Back to school: LAUSD teachers work to offset pandemic learning loss
With Los Angeles Unified School District students set to return to campus, educators are working to offset learning loss that occurred during remote learning.

LOS ANGELES (KABC) -- With Los Angeles Unified School District students set to return to campus Monday for the beginning of the fall semester, educators are working to offset learning loss that occurred during a year of remote learning.

In an interview with ABC7, teacher Keara Williams said teaching during the coronavirus pandemic "was a lot of learning -- I mean, everyone was learning -- veteran teachers, newer teachers, students, adapting to technology."

Williams said some educators devoted hours of extra time, helping struggling students during remote learning.
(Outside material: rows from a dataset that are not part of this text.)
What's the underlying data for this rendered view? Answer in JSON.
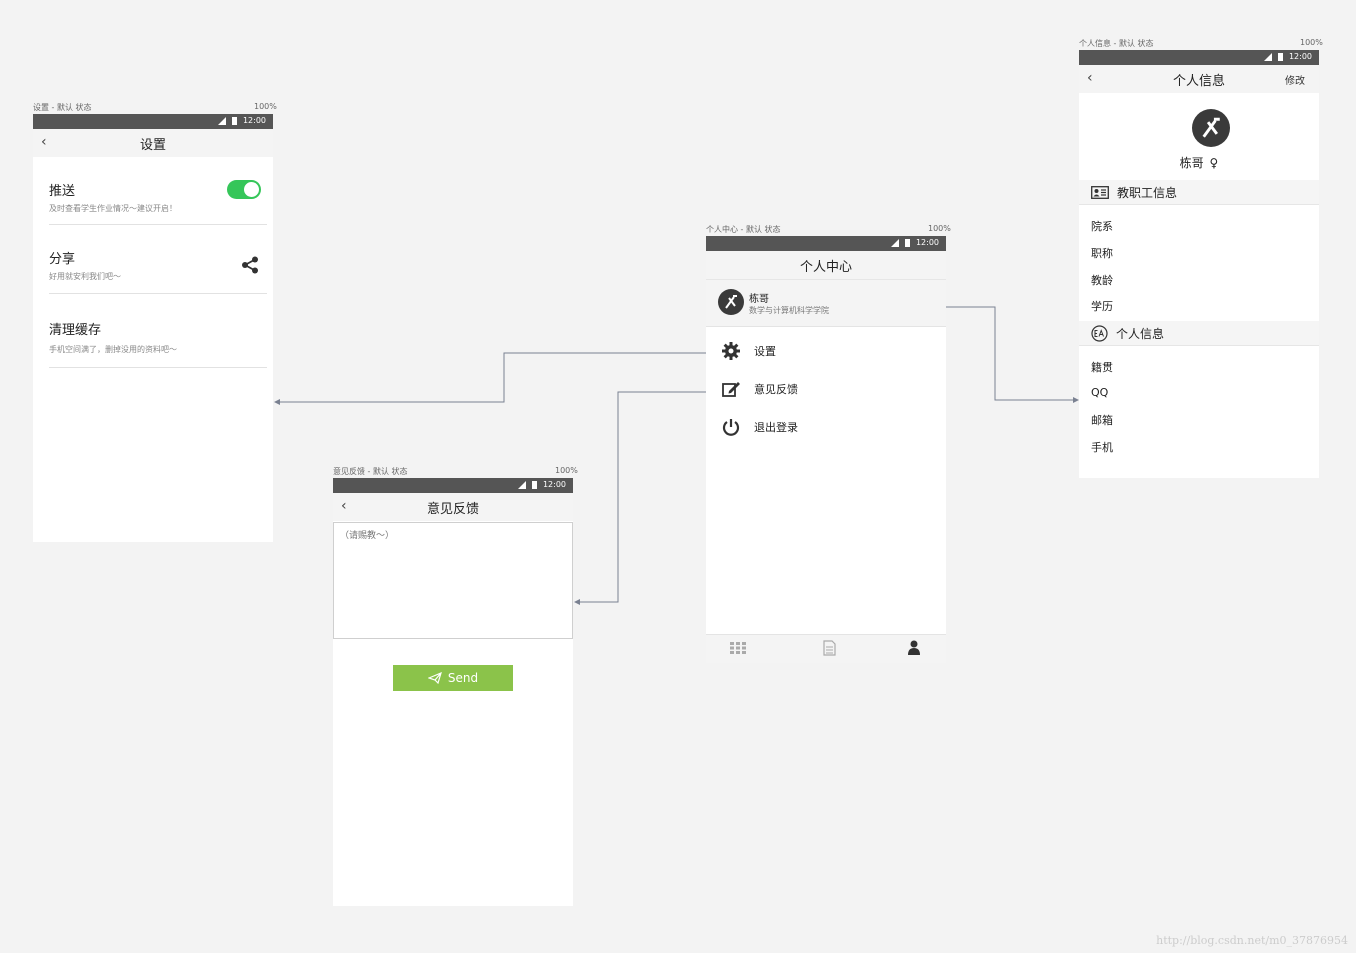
{
  "settings_screen": {
    "caption": "设置 - 默认 状态",
    "zoom": "100%",
    "time": "12:00",
    "title": "设置",
    "items": [
      {
        "title": "推送",
        "subtitle": "及时查看学生作业情况～建议开启！",
        "control": "toggle-on"
      },
      {
        "title": "分享",
        "subtitle": "好用就安利我们吧～",
        "control": "share-icon"
      },
      {
        "title": "清理缓存",
        "subtitle": "手机空间满了，删掉没用的资料吧～",
        "control": "none"
      }
    ]
  },
  "feedback_screen": {
    "caption": "意见反馈 - 默认 状态",
    "zoom": "100%",
    "time": "12:00",
    "title": "意见反馈",
    "textarea_placeholder": "（请赐教～）",
    "send_label": "Send"
  },
  "center_screen": {
    "caption": "个人中心 - 默认 状态",
    "zoom": "100%",
    "time": "12:00",
    "title": "个人中心",
    "user_name": "栋哥",
    "user_dept": "数学与计算机科学学院",
    "menu": [
      {
        "label": "设置",
        "icon": "gear-icon"
      },
      {
        "label": "意见反馈",
        "icon": "edit-icon"
      },
      {
        "label": "退出登录",
        "icon": "power-icon"
      }
    ],
    "tabbar": [
      "grid-icon",
      "document-icon",
      "user-icon"
    ]
  },
  "profile_screen": {
    "caption": "个人信息 - 默认 状态",
    "zoom": "100%",
    "time": "12:00",
    "title": "个人信息",
    "edit_label": "修改",
    "name": "栋哥",
    "gender_symbol": "♀",
    "section1": "教职工信息",
    "section1_rows": [
      "院系",
      "职称",
      "教龄",
      "学历"
    ],
    "section2": "个人信息",
    "section2_rows": [
      "籍贯",
      "QQ",
      "邮箱",
      "手机"
    ]
  },
  "watermark": "http://blog.csdn.net/m0_37876954",
  "colors": {
    "background": "#f3f3f3",
    "statusbar": "#555555",
    "toggle_on": "#35c659",
    "send_button": "#8bc34a",
    "connector": "#7a8191"
  }
}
"It was a lot of working after hours," she said.

As hard as teachers worked to keep students engaged, a report released a few months ago titled "Educational Recovery Now" said students at all levels in the LAUSD have suffered "alarming" academic harm during the pandemic.

LAUSD students, staff head to COVID-19 testing sites ahead of first day of fall classes

Ahead of LAUSD's first day of fall classes on Monday, many students, teachers and staff headed to various district COVID-19 testing sites.

The report, conducted by Great Public Schools Now, a local advocacy group, found that more than 13,000 middle and high school students consistently disengaged during the fall semester of last year, and an additional 56,000 did not actively participate on a daily basis.

The report found that Black and Latino elementary school students fell the furthest behind.

As an educator, Williams said, she and many other teachers dedicated themselves to finding creative ways to meet the educational needs of underprivileged students.

"Just making sure your curriculum met the students where they were at," she said, "and allowed them to follow on their own if they weren't able to attend class."

Families who could afford tutoring for their children gained an edge during remote learning.

"I had the privilege of being an online tutor for about six months prior to the pandemic, due to my work schedule and traveling," Angela Brockunier said. "So I was actually a pro before the pandemic and became an even greater pro once they came out with all these new updates."

Brockunier is hoping that tutoring resources will be made available to students as they get back into classrooms.

"I personally think that there should be companies out there that are offering free tutoring for children all over the L.A. school system," she told ABC7. "So I'm hoping that that can become a part of their system, especially now that we have all this learning loss and these kids that just couldn't get a tutor."